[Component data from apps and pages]
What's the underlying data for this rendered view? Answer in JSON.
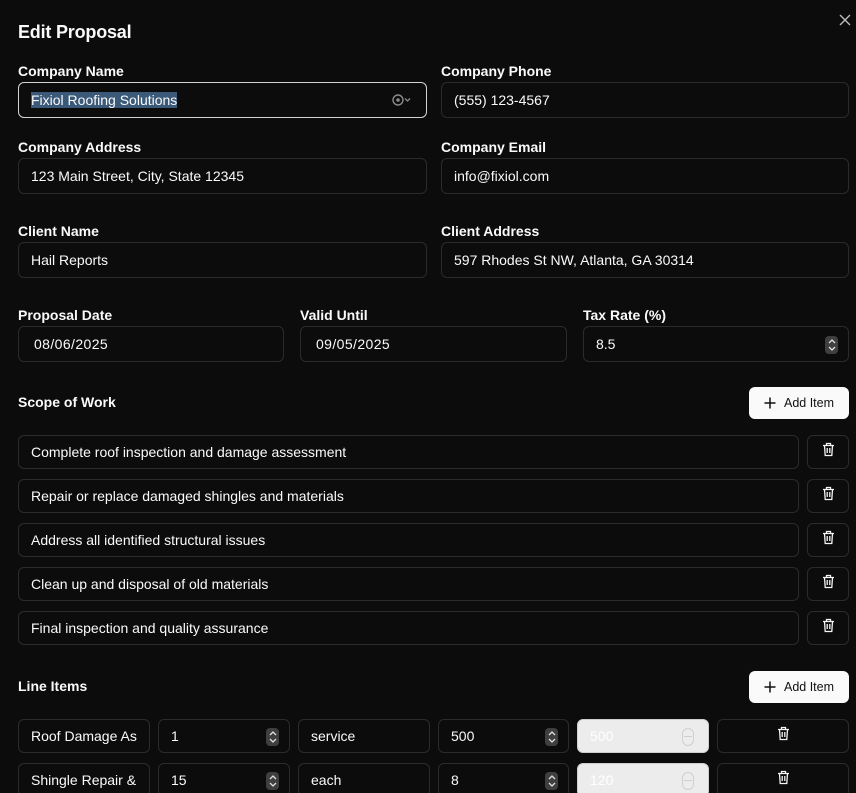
{
  "dialog": {
    "title": "Edit Proposal"
  },
  "company": {
    "name_label": "Company Name",
    "name_value": "Fixiol Roofing Solutions",
    "phone_label": "Company Phone",
    "phone_value": "(555) 123-4567",
    "address_label": "Company Address",
    "address_value": "123 Main Street, City, State 12345",
    "email_label": "Company Email",
    "email_value": "info@fixiol.com"
  },
  "client": {
    "name_label": "Client Name",
    "name_value": "Hail Reports",
    "address_label": "Client Address",
    "address_value": "597 Rhodes St NW, Atlanta, GA 30314"
  },
  "dates": {
    "proposal_label": "Proposal Date",
    "proposal_value": "08/06/2025",
    "valid_label": "Valid Until",
    "valid_value": "09/05/2025",
    "tax_label": "Tax Rate (%)",
    "tax_value": "8.5"
  },
  "scope": {
    "heading": "Scope of Work",
    "add_label": "Add Item",
    "items": [
      "Complete roof inspection and damage assessment",
      "Repair or replace damaged shingles and materials",
      "Address all identified structural issues",
      "Clean up and disposal of old materials",
      "Final inspection and quality assurance"
    ]
  },
  "line_items": {
    "heading": "Line Items",
    "add_label": "Add Item",
    "rows": [
      {
        "description": "Roof Damage As",
        "quantity": "1",
        "unit": "service",
        "price": "500",
        "total": "500"
      },
      {
        "description": "Shingle Repair &",
        "quantity": "15",
        "unit": "each",
        "price": "8",
        "total": "120"
      }
    ]
  },
  "icons": {
    "close": "close-icon",
    "plus": "plus-icon",
    "trash": "trash-icon",
    "spinner": "chevron-updown-icon",
    "credential": "key-icon"
  }
}
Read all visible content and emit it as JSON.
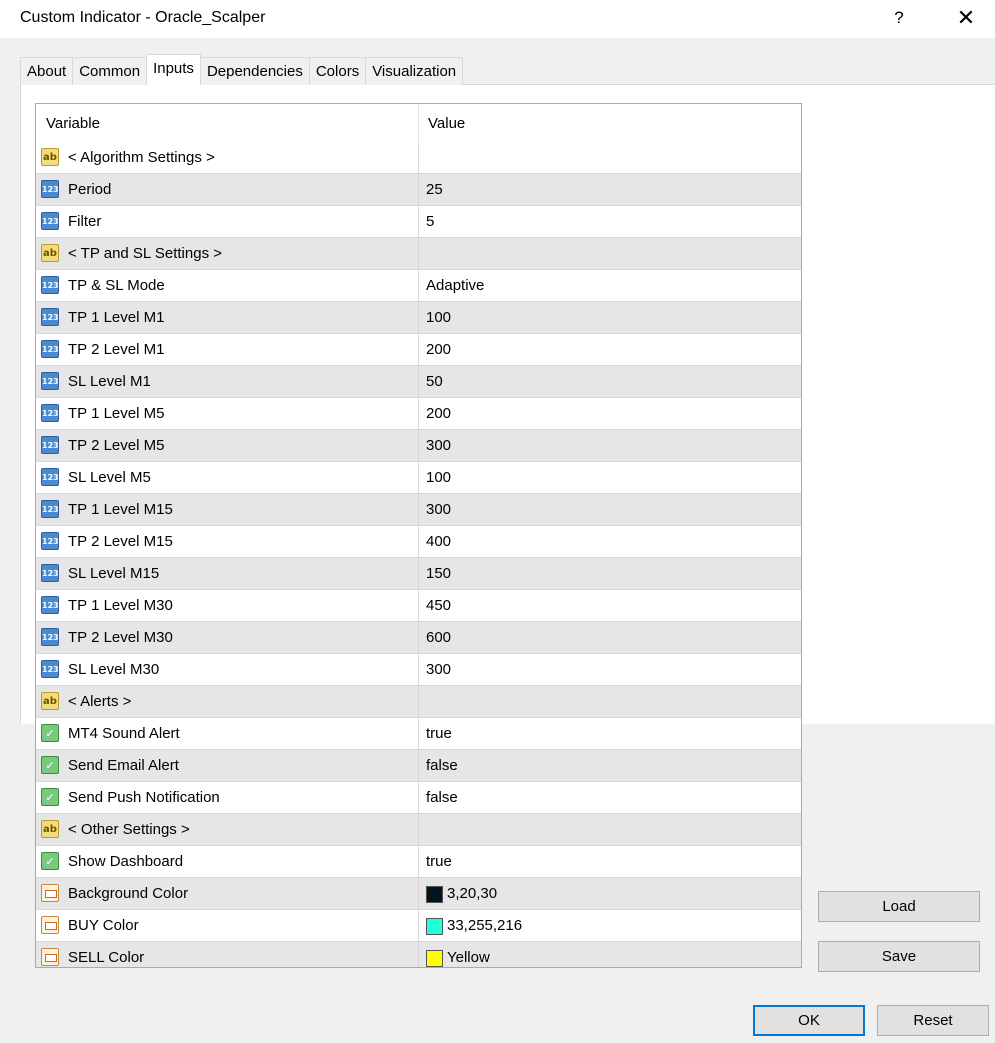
{
  "window": {
    "title": "Custom Indicator - Oracle_Scalper",
    "help_glyph": "?",
    "close_glyph": "✕"
  },
  "tabs": [
    "About",
    "Common",
    "Inputs",
    "Dependencies",
    "Colors",
    "Visualization"
  ],
  "active_tab": "Inputs",
  "table": {
    "headers": {
      "variable": "Variable",
      "value": "Value"
    },
    "rows": [
      {
        "type": "ab",
        "icon": "string-icon",
        "name": "< Algorithm Settings >",
        "value": ""
      },
      {
        "type": "num",
        "icon": "integer-icon",
        "name": "Period",
        "value": "25"
      },
      {
        "type": "num",
        "icon": "integer-icon",
        "name": "Filter",
        "value": "5"
      },
      {
        "type": "ab",
        "icon": "string-icon",
        "name": "< TP and SL Settings >",
        "value": ""
      },
      {
        "type": "num",
        "icon": "integer-icon",
        "name": "TP & SL Mode",
        "value": "Adaptive"
      },
      {
        "type": "num",
        "icon": "integer-icon",
        "name": "TP 1 Level M1",
        "value": "100"
      },
      {
        "type": "num",
        "icon": "integer-icon",
        "name": "TP 2 Level M1",
        "value": "200"
      },
      {
        "type": "num",
        "icon": "integer-icon",
        "name": "SL Level M1",
        "value": "50"
      },
      {
        "type": "num",
        "icon": "integer-icon",
        "name": "TP 1 Level M5",
        "value": "200"
      },
      {
        "type": "num",
        "icon": "integer-icon",
        "name": "TP 2 Level M5",
        "value": "300"
      },
      {
        "type": "num",
        "icon": "integer-icon",
        "name": "SL Level M5",
        "value": "100"
      },
      {
        "type": "num",
        "icon": "integer-icon",
        "name": "TP 1 Level M15",
        "value": "300"
      },
      {
        "type": "num",
        "icon": "integer-icon",
        "name": "TP 2 Level M15",
        "value": "400"
      },
      {
        "type": "num",
        "icon": "integer-icon",
        "name": "SL Level M15",
        "value": "150"
      },
      {
        "type": "num",
        "icon": "integer-icon",
        "name": "TP 1 Level M30",
        "value": "450"
      },
      {
        "type": "num",
        "icon": "integer-icon",
        "name": "TP 2 Level M30",
        "value": "600"
      },
      {
        "type": "num",
        "icon": "integer-icon",
        "name": "SL Level M30",
        "value": "300"
      },
      {
        "type": "ab",
        "icon": "string-icon",
        "name": "< Alerts >",
        "value": ""
      },
      {
        "type": "bool",
        "icon": "boolean-icon",
        "name": "MT4 Sound Alert",
        "value": "true"
      },
      {
        "type": "bool",
        "icon": "boolean-icon",
        "name": "Send Email Alert",
        "value": "false"
      },
      {
        "type": "bool",
        "icon": "boolean-icon",
        "name": "Send Push Notification",
        "value": "false"
      },
      {
        "type": "ab",
        "icon": "string-icon",
        "name": "< Other Settings >",
        "value": ""
      },
      {
        "type": "bool",
        "icon": "boolean-icon",
        "name": "Show Dashboard",
        "value": "true"
      },
      {
        "type": "color",
        "icon": "color-icon",
        "name": "Background Color",
        "value": "3,20,30",
        "swatch": "#03141e"
      },
      {
        "type": "color",
        "icon": "color-icon",
        "name": "BUY Color",
        "value": "33,255,216",
        "swatch": "#21ffd8"
      },
      {
        "type": "color",
        "icon": "color-icon",
        "name": "SELL Color",
        "value": "Yellow",
        "swatch": "#ffff00"
      }
    ]
  },
  "buttons": {
    "load": "Load",
    "save": "Save",
    "ok": "OK",
    "reset": "Reset"
  }
}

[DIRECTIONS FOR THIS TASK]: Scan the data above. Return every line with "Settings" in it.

[OUTPUT BELOW]:
        "name": "< Algorithm Settings >",
        "name": "< TP and SL Settings >",
        "name": "< Other Settings >",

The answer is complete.